▶ **WHAT IS NEEDED**: The data must be returned in full, with no character altered.

━━━━━━

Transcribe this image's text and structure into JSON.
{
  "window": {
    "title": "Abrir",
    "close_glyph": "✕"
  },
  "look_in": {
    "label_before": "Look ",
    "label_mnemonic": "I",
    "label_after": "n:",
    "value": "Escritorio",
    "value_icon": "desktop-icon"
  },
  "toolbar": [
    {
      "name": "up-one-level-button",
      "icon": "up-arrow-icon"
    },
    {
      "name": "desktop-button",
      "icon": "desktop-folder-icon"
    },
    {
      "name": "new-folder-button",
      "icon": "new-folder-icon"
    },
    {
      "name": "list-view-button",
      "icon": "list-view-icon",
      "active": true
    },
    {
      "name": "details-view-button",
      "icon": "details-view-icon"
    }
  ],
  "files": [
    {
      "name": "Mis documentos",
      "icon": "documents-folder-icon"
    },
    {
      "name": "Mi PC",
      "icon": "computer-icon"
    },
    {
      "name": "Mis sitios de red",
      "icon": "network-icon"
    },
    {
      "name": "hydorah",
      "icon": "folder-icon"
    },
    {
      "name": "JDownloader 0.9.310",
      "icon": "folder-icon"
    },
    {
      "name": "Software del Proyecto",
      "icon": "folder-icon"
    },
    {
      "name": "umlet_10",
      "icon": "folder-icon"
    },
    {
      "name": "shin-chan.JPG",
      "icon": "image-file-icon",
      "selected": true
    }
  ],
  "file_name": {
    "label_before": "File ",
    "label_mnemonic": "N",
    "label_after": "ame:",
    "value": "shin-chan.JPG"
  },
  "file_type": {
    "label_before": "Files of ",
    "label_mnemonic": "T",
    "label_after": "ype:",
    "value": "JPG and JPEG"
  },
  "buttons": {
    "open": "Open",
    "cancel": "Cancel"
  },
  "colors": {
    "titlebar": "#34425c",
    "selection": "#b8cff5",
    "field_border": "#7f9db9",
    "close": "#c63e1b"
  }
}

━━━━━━

▶ **EXERCISE RESPONSE**:
Transcribe this image's text and structure into JSON.
{
  "window": {
    "title": "Abrir",
    "close_glyph": "✕"
  },
  "look_in": {
    "label_before": "Look ",
    "label_mnemonic": "I",
    "label_after": "n:",
    "value": "Escritorio",
    "value_icon": "desktop-icon"
  },
  "toolbar": [
    {
      "name": "up-one-level-button",
      "icon": "up-arrow-icon"
    },
    {
      "name": "desktop-button",
      "icon": "desktop-folder-icon"
    },
    {
      "name": "new-folder-button",
      "icon": "new-folder-icon"
    },
    {
      "name": "list-view-button",
      "icon": "list-view-icon",
      "active": true
    },
    {
      "name": "details-view-button",
      "icon": "details-view-icon"
    }
  ],
  "files": [
    {
      "name": "Mis documentos",
      "icon": "documents-folder-icon"
    },
    {
      "name": "Mi PC",
      "icon": "computer-icon"
    },
    {
      "name": "Mis sitios de red",
      "icon": "network-icon"
    },
    {
      "name": "hydorah",
      "icon": "folder-icon"
    },
    {
      "name": "JDownloader 0.9.310",
      "icon": "folder-icon"
    },
    {
      "name": "Software del Proyecto",
      "icon": "folder-icon"
    },
    {
      "name": "umlet_10",
      "icon": "folder-icon"
    },
    {
      "name": "shin-chan.JPG",
      "icon": "image-file-icon",
      "selected": true
    }
  ],
  "file_name": {
    "label_before": "File ",
    "label_mnemonic": "N",
    "label_after": "ame:",
    "value": "shin-chan.JPG"
  },
  "file_type": {
    "label_before": "Files of ",
    "label_mnemonic": "T",
    "label_after": "ype:",
    "value": "JPG and JPEG"
  },
  "buttons": {
    "open": "Open",
    "cancel": "Cancel"
  },
  "colors": {
    "titlebar": "#34425c",
    "selection": "#b8cff5",
    "field_border": "#7f9db9",
    "close": "#c63e1b"
  }
}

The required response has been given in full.